Cut it out
A whole pineapple may look like a daunting task to cut, but it really isn’t.
Follow these steps to easily cut your fruit and make sure to use a sharp knife:
1. Cut off the base of the fruit and the leaves
2. Stand the pineapple on one end and shave off strips of the skin from top to bottom, including the eyes
3. Then cut the pineapple into quarters and stand each piece upright and cut downward to remove core
Try incorporating pineapple into your desserts, like this recipe for Pineapple Cream Cupcakes
We gotta fight!
Cauliflower is a fighter. It helps prevent and fight cancerous cells in the body especially in the bladder, colon and stomach. Cauliflower has a compound known as indels, which helps to neutralize carcinogens, an agent directly known for causing cancer. If you are looking for a vegetable that is going to help you become healthy and fit, cauliflower is 100% right for you. It is easy to incorporate more cauliflower into your diet with simple easy recipes. One easy way is to switch out cauliflower in your usual mashed potato recipe. The cauliflower has the same consistency when mashed, but is a much healthier alternative to potatoes.
It Has It All
Cauliflower is packed with many essential nutrients. It is an excellent source of vitamin C, vitamin K, and folate. It is also a good source of vitamin B5, potassium, dietary fiber, manganese, and molybdenum. Additionally, it is a good source of protein, phosphorus, magnesium, vitamin B1, vitamin B2, vitamin B3, and iron. This vegetable is perfect for weight loss, lowering blood pressure and cholesterol.
Only The Best
When shopping for your fresh cauliflower look for clean, creamy white and compact curd. The cauliflower that has more dark greens leaves around it are better, this is because these strong leaves have been protecting the curd – holder of all health benefits. The saying, “the bigger the better” is not always true, just pick the size that suits your needs. Be sure to avoid cauliflower that have spots or small flowers growing from the curd.
If you can only purchase pre-cut cauliflower make sure to eat it within 1-2 days of purchase and store it in paper or plastic bag in the refrigerator. Cooked cauliflower will usually keep 2-3 days in the refrigerator. After those few days, it should be thrown out.
The florets are not the only edible part of the cauliflower, the leaves and stems are also edible and great for making vegetable stock. To cut the cauliflower, first pull away the outer green leaves, then slice the florets at the base where they meet and cut off any brown spots on the curd.
When cooked, cauliflower can release an almost sulphurous smell. To prevent this from happening, cook the cauliflower for only a short time. This will also keep the vegetable crisp and full of its great health benefits. Best during the winter months, cauliflower is full of nutritional benefits and is even available in green, orange and purple.

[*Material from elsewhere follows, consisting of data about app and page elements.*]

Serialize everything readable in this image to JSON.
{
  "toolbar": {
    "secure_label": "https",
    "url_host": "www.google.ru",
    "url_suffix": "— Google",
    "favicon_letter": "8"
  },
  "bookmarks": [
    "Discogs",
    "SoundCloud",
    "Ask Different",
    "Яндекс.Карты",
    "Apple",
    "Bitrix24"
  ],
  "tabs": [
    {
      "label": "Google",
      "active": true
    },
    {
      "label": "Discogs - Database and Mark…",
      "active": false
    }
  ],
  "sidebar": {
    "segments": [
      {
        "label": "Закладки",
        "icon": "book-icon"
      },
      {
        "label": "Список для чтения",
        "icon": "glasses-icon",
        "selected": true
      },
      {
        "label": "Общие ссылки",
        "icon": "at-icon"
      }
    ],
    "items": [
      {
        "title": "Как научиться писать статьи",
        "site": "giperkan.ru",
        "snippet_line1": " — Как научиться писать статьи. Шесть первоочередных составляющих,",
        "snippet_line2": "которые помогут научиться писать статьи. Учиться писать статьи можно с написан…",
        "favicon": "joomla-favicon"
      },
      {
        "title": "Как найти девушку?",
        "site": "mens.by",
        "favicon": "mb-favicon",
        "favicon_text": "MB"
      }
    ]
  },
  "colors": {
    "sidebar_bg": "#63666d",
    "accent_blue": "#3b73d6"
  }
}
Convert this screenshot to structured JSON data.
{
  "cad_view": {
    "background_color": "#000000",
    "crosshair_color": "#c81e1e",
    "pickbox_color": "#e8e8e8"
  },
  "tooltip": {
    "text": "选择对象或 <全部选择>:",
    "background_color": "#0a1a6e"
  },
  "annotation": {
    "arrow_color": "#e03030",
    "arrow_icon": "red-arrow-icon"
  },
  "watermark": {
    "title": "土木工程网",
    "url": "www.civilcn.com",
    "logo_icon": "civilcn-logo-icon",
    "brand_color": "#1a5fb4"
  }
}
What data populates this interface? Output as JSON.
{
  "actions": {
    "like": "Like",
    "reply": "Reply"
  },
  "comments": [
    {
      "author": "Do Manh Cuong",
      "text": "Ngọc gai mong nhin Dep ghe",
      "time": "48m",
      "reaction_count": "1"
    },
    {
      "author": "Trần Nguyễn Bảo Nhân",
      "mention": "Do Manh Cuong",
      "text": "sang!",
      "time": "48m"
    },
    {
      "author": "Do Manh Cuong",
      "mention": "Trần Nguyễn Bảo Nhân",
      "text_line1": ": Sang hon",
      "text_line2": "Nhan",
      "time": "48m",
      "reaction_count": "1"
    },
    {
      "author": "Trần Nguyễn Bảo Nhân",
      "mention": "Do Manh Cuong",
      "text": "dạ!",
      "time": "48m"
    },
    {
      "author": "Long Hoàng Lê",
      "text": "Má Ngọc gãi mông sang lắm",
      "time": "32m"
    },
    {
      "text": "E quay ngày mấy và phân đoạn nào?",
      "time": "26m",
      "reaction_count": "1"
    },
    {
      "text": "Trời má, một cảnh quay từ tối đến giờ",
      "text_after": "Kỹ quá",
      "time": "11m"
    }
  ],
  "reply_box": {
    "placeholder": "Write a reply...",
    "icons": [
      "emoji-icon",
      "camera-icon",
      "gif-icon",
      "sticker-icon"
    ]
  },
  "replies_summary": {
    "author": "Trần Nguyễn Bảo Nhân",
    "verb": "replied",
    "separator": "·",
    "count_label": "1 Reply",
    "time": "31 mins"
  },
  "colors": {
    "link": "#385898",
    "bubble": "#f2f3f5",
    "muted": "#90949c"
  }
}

Enjoy this simple roasted garlic cauliflower recipe to help start introducing this delicious vegetable into your diet!